> [TASK REQUIREMENTS] In full and without alteration, print the entries.

> [App and web page records]
'''

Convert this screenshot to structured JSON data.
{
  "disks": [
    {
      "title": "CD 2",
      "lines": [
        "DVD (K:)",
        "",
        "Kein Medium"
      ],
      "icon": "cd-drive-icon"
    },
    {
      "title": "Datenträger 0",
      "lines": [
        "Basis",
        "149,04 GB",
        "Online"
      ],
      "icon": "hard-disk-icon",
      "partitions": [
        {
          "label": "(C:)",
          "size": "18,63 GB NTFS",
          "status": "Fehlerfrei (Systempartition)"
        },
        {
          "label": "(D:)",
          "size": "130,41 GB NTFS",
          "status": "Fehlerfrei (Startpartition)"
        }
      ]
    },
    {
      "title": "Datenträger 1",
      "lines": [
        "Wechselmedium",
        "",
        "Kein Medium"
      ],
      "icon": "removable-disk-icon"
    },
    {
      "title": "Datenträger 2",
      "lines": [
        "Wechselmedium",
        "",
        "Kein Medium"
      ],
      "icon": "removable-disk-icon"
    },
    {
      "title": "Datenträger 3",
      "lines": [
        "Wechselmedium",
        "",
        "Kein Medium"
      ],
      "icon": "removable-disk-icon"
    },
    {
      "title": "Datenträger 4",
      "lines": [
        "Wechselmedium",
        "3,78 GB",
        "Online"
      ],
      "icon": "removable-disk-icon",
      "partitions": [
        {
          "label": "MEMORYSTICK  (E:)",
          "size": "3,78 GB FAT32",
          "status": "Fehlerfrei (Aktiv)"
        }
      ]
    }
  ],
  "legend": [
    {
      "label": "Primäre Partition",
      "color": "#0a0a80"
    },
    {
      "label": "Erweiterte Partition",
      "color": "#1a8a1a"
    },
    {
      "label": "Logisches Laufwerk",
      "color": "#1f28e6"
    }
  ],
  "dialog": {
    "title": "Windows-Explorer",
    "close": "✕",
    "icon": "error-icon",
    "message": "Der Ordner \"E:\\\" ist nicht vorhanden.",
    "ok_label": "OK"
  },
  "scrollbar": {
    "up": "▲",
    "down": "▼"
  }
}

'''

> [SOLUTION TO THIS PROBLEM]
Convert this screenshot to structured JSON data.
{
  "disks": [
    {
      "title": "CD 2",
      "lines": [
        "DVD (K:)",
        "",
        "Kein Medium"
      ],
      "icon": "cd-drive-icon"
    },
    {
      "title": "Datenträger 0",
      "lines": [
        "Basis",
        "149,04 GB",
        "Online"
      ],
      "icon": "hard-disk-icon",
      "partitions": [
        {
          "label": "(C:)",
          "size": "18,63 GB NTFS",
          "status": "Fehlerfrei (Systempartition)"
        },
        {
          "label": "(D:)",
          "size": "130,41 GB NTFS",
          "status": "Fehlerfrei (Startpartition)"
        }
      ]
    },
    {
      "title": "Datenträger 1",
      "lines": [
        "Wechselmedium",
        "",
        "Kein Medium"
      ],
      "icon": "removable-disk-icon"
    },
    {
      "title": "Datenträger 2",
      "lines": [
        "Wechselmedium",
        "",
        "Kein Medium"
      ],
      "icon": "removable-disk-icon"
    },
    {
      "title": "Datenträger 3",
      "lines": [
        "Wechselmedium",
        "",
        "Kein Medium"
      ],
      "icon": "removable-disk-icon"
    },
    {
      "title": "Datenträger 4",
      "lines": [
        "Wechselmedium",
        "3,78 GB",
        "Online"
      ],
      "icon": "removable-disk-icon",
      "partitions": [
        {
          "label": "MEMORYSTICK  (E:)",
          "size": "3,78 GB FAT32",
          "status": "Fehlerfrei (Aktiv)"
        }
      ]
    }
  ],
  "legend": [
    {
      "label": "Primäre Partition",
      "color": "#0a0a80"
    },
    {
      "label": "Erweiterte Partition",
      "color": "#1a8a1a"
    },
    {
      "label": "Logisches Laufwerk",
      "color": "#1f28e6"
    }
  ],
  "dialog": {
    "title": "Windows-Explorer",
    "close": "✕",
    "icon": "error-icon",
    "message": "Der Ordner \"E:\\\" ist nicht vorhanden.",
    "ok_label": "OK"
  },
  "scrollbar": {
    "up": "▲",
    "down": "▼"
  }
}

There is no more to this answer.